    “Starting in 1982, Grand was closed during night and weekend hours as a cost savings measure due to low ridership. By 1992, the station was only serving 850 passengers a day, and, as a result, the CTA closed the station on February 9, due to its low ridership and a budget crisis.[2][3] While the station was closed, the five stairways to the subway platform became garbage-strewn, and the station fell into disrepair. On April 21, 1999, the CTA decided to reopen Grand due to population growth in the area around the station.[4] After some refurbishment, Grand reopened on June 25, 1999 at 6:00 a.m.[5]”

  • tooch

    the raw data is also interesting to unearth the very real seasonality of the L. furthermore, you can also see the impact of the colder winters versus the warmer winters (1998 was a strong el nino year and the chicagoland was much warmer than usual…like this year) in terms of ridership.

  • The other entrances should be reopened!

    I think the most important one to reopen would be the eastbound Grand Avenue entrance, to quicken the transfer from train to bus.


CTA Adds Rail Service To Accommodate Rising Ridership

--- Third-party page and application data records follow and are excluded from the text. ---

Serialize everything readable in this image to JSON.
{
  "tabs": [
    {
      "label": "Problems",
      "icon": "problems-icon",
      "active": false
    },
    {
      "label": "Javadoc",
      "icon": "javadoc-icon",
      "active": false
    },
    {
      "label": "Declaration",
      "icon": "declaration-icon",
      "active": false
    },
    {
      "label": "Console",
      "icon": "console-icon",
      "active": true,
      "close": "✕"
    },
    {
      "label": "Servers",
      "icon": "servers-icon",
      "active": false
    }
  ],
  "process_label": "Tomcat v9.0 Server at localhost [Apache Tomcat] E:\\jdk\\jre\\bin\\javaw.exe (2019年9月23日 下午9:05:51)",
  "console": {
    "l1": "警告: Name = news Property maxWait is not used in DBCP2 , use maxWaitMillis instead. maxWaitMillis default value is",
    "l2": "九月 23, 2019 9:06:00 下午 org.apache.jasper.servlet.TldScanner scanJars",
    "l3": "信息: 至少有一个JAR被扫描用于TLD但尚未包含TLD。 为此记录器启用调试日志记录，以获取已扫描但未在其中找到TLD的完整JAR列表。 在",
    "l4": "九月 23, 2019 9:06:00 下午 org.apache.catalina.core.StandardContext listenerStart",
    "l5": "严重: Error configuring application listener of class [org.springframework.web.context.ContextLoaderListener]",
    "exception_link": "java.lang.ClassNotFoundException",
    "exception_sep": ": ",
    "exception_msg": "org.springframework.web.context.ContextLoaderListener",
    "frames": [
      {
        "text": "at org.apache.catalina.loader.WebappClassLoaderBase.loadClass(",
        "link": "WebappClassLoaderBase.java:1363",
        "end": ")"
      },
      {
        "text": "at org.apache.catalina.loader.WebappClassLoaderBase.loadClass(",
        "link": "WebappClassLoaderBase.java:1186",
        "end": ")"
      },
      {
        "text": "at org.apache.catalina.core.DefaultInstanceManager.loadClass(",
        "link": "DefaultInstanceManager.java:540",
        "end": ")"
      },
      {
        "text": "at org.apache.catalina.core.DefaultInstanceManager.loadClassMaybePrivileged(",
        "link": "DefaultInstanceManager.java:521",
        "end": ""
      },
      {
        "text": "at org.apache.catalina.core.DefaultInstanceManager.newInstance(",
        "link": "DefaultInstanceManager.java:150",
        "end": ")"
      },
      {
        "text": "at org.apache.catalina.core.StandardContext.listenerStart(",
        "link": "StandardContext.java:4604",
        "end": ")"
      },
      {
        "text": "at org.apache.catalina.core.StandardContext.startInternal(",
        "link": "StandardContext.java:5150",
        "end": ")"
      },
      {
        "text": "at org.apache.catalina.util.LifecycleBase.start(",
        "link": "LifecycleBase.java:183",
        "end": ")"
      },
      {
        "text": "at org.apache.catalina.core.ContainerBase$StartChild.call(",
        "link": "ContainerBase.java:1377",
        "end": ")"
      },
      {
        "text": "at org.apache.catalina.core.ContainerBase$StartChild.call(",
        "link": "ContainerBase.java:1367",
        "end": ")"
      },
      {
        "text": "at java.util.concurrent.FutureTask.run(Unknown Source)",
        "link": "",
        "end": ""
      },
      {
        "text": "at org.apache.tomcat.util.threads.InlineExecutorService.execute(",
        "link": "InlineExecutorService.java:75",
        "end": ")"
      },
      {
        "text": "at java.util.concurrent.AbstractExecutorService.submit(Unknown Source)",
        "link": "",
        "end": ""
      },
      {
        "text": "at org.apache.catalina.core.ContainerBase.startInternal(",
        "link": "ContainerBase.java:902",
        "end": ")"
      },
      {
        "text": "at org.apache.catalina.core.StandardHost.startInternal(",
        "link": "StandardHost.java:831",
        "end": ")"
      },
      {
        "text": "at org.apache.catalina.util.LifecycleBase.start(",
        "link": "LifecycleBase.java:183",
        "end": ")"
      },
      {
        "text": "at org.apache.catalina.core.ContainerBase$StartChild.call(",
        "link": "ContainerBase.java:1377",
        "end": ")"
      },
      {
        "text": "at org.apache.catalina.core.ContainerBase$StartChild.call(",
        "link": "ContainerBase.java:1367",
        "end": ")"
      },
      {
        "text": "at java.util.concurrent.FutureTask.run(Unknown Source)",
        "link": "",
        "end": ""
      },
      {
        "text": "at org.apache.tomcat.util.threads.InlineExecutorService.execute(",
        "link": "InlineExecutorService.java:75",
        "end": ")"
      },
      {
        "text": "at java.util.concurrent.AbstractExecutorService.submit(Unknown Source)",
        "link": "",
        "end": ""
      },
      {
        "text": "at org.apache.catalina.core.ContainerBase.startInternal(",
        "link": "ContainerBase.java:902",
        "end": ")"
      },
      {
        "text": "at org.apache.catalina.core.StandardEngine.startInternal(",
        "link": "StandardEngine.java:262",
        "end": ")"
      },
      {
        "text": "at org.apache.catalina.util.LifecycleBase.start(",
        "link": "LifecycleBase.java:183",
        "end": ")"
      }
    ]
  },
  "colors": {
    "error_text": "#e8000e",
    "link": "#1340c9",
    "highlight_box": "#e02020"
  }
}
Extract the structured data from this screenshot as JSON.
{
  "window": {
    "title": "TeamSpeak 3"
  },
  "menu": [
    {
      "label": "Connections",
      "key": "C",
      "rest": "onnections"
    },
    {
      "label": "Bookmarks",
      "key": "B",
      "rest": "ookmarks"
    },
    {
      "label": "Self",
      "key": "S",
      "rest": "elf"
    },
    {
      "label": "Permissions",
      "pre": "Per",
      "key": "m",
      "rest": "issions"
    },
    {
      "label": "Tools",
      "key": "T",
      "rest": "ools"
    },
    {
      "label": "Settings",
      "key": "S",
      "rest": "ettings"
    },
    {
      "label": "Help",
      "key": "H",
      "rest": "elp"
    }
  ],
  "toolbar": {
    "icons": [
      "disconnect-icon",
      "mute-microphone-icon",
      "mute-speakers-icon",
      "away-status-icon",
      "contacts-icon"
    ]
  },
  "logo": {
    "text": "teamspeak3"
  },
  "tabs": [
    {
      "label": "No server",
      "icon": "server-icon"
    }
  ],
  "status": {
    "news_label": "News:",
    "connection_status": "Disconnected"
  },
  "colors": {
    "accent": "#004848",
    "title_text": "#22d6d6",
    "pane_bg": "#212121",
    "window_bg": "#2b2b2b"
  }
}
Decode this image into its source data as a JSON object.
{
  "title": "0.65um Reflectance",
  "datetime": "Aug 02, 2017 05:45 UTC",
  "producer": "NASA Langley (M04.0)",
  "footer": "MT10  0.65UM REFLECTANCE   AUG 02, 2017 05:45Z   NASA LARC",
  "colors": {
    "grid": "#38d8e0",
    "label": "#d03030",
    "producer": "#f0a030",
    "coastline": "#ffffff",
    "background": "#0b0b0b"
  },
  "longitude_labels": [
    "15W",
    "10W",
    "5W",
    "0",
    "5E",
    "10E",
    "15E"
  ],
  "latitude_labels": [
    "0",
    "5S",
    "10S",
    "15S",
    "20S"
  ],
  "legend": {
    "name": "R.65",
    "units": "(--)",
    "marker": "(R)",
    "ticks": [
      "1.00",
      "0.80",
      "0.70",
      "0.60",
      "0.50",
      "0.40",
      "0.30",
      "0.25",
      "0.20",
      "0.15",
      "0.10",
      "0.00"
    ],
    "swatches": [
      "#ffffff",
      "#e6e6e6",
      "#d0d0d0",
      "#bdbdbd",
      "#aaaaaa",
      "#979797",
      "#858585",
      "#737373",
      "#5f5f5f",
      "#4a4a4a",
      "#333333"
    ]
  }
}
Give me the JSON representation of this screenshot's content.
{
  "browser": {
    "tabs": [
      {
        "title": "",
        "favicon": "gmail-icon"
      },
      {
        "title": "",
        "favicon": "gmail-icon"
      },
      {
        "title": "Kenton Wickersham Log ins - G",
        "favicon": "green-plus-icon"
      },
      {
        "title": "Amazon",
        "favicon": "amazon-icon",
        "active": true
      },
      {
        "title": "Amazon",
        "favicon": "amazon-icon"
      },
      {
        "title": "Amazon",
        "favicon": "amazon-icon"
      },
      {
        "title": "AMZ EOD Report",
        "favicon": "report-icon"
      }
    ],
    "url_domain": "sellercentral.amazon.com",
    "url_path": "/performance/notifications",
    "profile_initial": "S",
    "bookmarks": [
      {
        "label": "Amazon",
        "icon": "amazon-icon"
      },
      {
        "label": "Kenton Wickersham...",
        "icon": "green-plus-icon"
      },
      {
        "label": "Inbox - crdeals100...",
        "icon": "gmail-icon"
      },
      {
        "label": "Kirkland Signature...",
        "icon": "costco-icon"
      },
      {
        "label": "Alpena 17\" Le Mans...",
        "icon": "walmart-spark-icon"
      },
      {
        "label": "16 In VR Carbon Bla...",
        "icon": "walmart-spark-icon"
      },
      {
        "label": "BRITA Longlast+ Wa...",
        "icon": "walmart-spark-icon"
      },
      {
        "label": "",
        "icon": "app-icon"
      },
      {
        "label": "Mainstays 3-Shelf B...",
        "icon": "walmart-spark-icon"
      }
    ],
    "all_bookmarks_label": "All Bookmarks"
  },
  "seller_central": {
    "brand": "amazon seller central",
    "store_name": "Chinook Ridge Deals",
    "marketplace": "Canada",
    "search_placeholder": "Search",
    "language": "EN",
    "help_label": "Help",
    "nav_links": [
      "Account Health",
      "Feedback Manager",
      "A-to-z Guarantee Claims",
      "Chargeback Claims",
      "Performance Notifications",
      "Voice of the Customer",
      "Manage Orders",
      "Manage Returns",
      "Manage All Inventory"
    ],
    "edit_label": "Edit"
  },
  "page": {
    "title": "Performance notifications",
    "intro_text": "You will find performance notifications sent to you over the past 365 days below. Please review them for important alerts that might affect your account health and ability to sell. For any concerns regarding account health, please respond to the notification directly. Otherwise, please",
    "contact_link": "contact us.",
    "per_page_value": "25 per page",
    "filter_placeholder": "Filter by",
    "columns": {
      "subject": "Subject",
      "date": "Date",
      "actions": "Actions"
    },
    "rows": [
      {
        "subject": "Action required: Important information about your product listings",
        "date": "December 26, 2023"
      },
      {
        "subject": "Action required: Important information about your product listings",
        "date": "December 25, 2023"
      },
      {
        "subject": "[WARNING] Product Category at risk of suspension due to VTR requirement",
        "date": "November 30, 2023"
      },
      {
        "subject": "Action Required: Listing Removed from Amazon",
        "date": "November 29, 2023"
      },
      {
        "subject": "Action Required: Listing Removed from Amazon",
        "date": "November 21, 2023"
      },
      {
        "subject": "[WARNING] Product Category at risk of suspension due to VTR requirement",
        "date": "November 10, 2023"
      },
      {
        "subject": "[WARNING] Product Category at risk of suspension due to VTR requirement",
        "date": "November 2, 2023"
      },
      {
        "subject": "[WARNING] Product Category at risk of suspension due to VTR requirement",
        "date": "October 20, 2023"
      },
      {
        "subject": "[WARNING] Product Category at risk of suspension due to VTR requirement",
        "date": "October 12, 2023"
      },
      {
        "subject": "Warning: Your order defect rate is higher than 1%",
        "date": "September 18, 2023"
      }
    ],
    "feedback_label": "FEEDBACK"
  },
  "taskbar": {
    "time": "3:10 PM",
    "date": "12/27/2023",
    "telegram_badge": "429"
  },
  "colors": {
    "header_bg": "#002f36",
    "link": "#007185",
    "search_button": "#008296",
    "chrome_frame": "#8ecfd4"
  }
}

The Chicago Transit Authority expects that more people will ride the ‘L’ next year, especially in north side neighborhoods. To accommodate this increased demand, it added six new rush-hour trips on the Brown, Red, and Purple lines at the end of September, and will add even more frequency to the Brown Line and Orange Line […]